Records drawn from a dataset
++++++

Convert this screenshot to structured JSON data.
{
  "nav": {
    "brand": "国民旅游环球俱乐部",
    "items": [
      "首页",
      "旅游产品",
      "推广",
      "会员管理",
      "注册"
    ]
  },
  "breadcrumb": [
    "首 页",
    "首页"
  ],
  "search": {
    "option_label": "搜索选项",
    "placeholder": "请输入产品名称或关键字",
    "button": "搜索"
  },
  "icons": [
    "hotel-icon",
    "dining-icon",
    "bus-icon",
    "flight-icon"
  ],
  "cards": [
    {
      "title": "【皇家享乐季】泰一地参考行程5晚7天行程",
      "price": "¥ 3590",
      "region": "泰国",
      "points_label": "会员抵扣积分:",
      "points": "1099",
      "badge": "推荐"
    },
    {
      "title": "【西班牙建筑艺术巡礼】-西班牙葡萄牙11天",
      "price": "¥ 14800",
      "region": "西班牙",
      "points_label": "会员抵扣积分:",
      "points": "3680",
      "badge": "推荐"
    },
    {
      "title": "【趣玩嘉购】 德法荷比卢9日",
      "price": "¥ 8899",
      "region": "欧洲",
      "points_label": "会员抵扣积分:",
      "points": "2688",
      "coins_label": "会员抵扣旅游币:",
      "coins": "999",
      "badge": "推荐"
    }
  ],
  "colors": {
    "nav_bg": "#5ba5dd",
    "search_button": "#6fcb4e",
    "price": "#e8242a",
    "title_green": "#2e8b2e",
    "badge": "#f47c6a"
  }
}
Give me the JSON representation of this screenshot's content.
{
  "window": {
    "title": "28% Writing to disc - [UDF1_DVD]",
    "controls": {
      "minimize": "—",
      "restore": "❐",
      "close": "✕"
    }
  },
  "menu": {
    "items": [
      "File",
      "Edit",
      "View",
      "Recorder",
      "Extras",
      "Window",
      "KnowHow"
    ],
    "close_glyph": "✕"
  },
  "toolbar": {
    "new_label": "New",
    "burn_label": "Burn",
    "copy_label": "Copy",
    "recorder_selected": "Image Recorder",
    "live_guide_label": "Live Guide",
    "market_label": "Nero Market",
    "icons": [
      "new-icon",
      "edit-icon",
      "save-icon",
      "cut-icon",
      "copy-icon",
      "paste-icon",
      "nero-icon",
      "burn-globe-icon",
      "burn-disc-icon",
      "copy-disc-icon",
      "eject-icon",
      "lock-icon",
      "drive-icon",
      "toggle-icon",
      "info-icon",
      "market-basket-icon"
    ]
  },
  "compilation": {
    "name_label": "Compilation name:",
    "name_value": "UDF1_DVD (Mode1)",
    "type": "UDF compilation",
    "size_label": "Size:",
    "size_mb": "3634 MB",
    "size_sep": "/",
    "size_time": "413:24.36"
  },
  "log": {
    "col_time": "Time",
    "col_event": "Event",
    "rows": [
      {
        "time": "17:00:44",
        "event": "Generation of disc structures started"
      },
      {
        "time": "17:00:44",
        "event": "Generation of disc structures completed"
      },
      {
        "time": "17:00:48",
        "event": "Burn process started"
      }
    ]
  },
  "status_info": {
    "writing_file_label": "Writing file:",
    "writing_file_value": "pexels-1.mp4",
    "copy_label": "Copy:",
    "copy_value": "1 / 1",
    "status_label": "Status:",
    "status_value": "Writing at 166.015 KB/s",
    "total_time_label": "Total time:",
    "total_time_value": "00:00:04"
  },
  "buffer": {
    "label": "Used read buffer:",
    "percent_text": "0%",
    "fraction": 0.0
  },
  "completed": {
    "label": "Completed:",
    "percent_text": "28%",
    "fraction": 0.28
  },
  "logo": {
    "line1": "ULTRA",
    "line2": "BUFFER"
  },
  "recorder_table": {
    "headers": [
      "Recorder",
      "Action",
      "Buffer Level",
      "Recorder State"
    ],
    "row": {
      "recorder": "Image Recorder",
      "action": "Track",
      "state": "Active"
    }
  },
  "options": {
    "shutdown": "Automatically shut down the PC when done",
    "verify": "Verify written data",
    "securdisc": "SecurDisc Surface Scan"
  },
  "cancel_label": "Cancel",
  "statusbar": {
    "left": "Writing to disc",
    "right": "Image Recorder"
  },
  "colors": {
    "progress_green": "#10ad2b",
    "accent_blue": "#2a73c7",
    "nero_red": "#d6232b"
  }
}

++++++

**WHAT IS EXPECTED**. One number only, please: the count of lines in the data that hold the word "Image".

**YOUR SOLUTION**. 3